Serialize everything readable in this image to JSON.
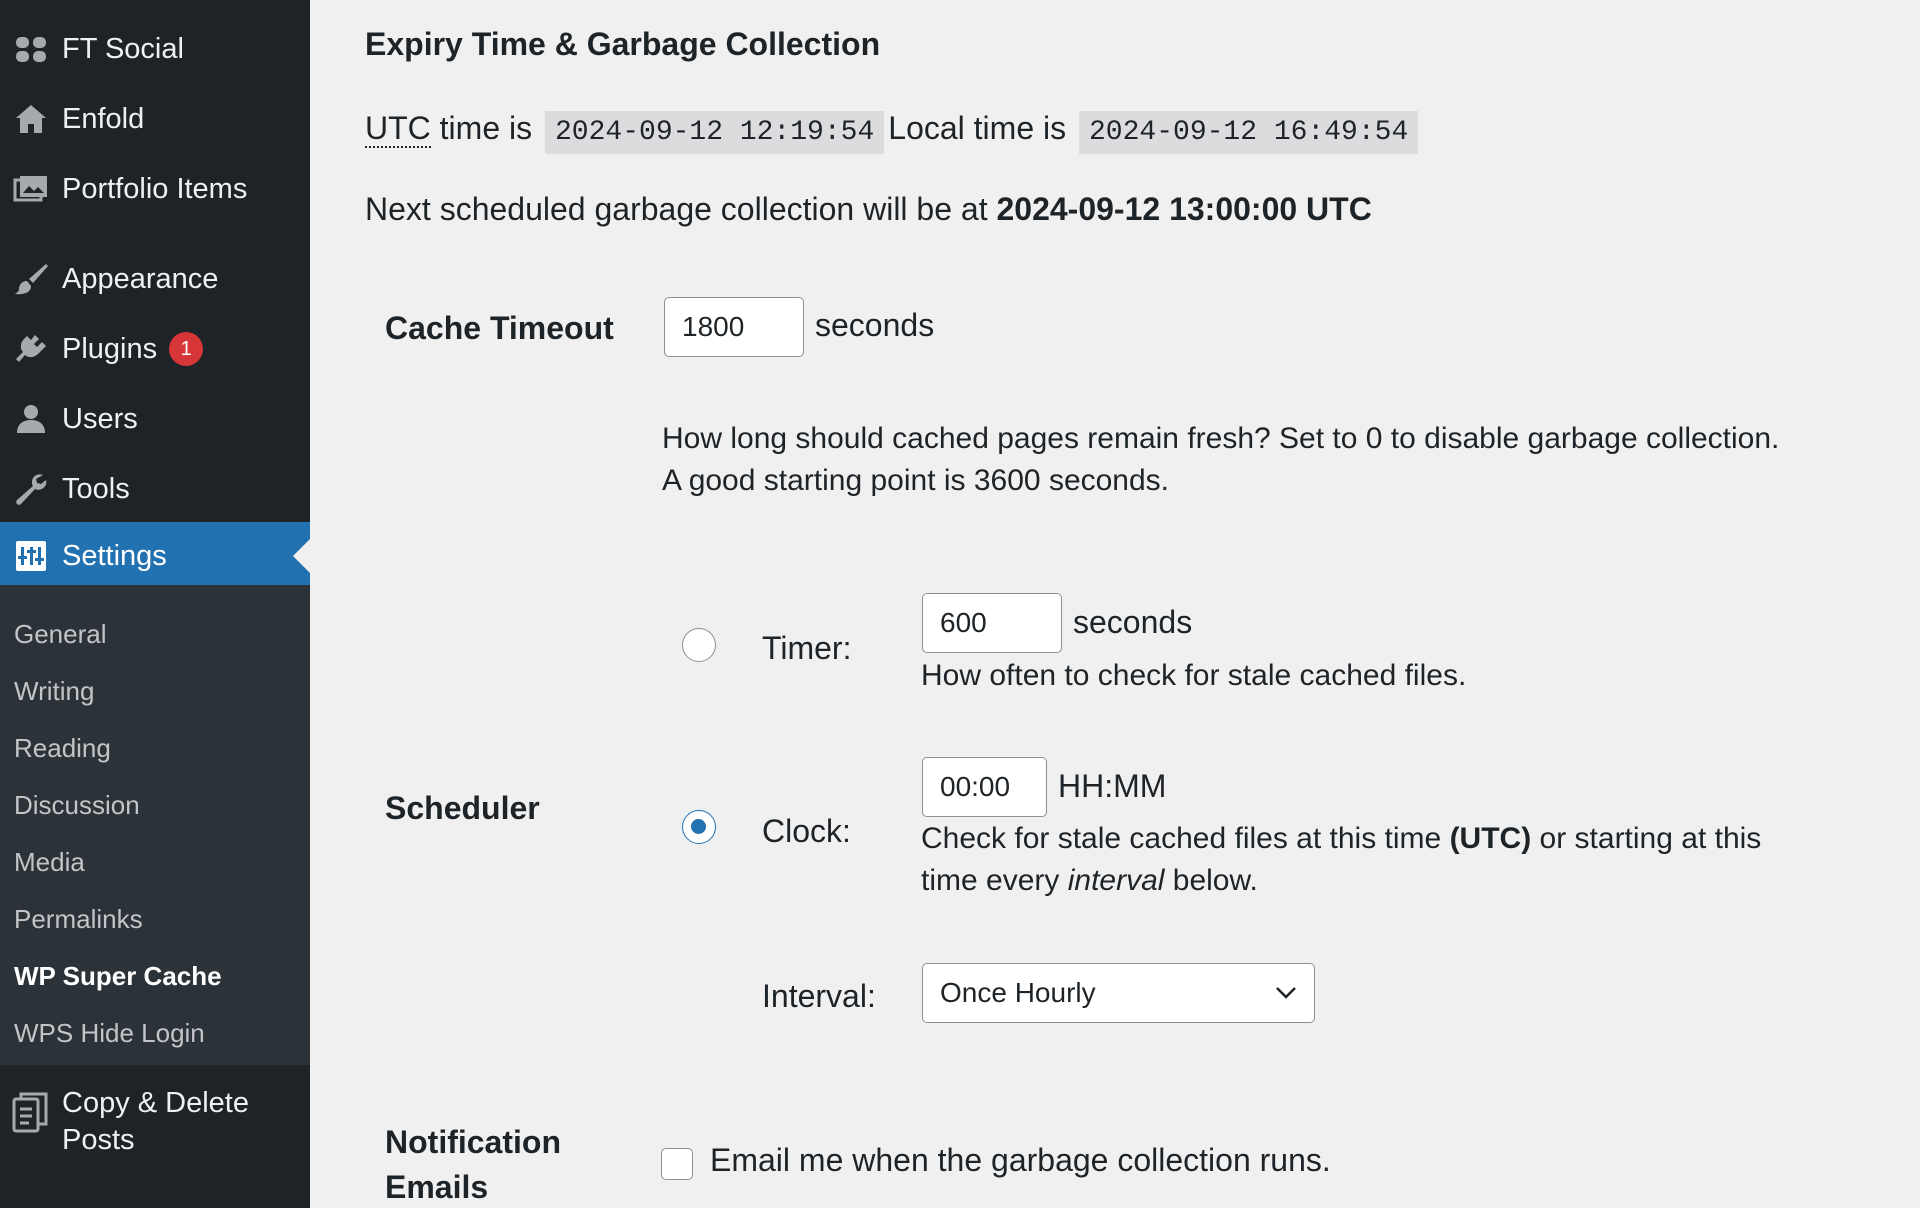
{
  "sidebar": {
    "items": [
      {
        "label": "FT Social",
        "icon": "ft-social-icon"
      },
      {
        "label": "Enfold",
        "icon": "home-icon"
      },
      {
        "label": "Portfolio Items",
        "icon": "portfolio-icon"
      },
      {
        "label": "Appearance",
        "icon": "paintbrush-icon"
      },
      {
        "label": "Plugins",
        "icon": "plugin-icon",
        "badge": "1"
      },
      {
        "label": "Users",
        "icon": "user-icon"
      },
      {
        "label": "Tools",
        "icon": "wrench-icon"
      },
      {
        "label": "Settings",
        "icon": "settings-icon"
      }
    ],
    "submenu": [
      "General",
      "Writing",
      "Reading",
      "Discussion",
      "Media",
      "Permalinks",
      "WP Super Cache",
      "WPS Hide Login"
    ],
    "current_submenu": "WP Super Cache",
    "copy_delete": {
      "line1": "Copy & Delete",
      "line2": "Posts",
      "icon": "copy-delete-icon"
    },
    "accent_color": "#2271b1",
    "badge_color": "#d63638"
  },
  "main": {
    "title": "Expiry Time & Garbage Collection",
    "time": {
      "utc_abbr": "UTC",
      "utc_prefix_rest": " time is",
      "utc_value": "2024-09-12 12:19:54",
      "local_prefix": "Local time is",
      "local_value": "2024-09-12 16:49:54"
    },
    "next_gc": {
      "prefix": "Next scheduled garbage collection will be at ",
      "value": "2024-09-12 13:00:00 UTC"
    },
    "cache_timeout": {
      "label": "Cache Timeout",
      "value": "1800",
      "unit": "seconds",
      "desc_line1": "How long should cached pages remain fresh? Set to 0 to disable garbage collection.",
      "desc_line2": "A good starting point is 3600 seconds."
    },
    "scheduler": {
      "label": "Scheduler",
      "timer": {
        "label": "Timer:",
        "value": "600",
        "unit": "seconds",
        "desc": "How often to check for stale cached files.",
        "checked": false
      },
      "clock": {
        "label": "Clock:",
        "value": "00:00",
        "unit": "HH:MM",
        "desc_part1": "Check for stale cached files at this time ",
        "desc_bold": "(UTC)",
        "desc_part2": " or starting at this",
        "desc_line2_a": "time every ",
        "desc_line2_em": "interval",
        "desc_line2_b": " below.",
        "checked": true
      },
      "interval": {
        "label": "Interval:",
        "selected": "Once Hourly"
      }
    },
    "notification": {
      "label_line1": "Notification",
      "label_line2": "Emails",
      "checkbox_label": "Email me when the garbage collection runs.",
      "checked": false
    }
  }
}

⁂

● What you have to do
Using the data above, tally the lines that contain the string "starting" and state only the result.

● Result of this exercise
2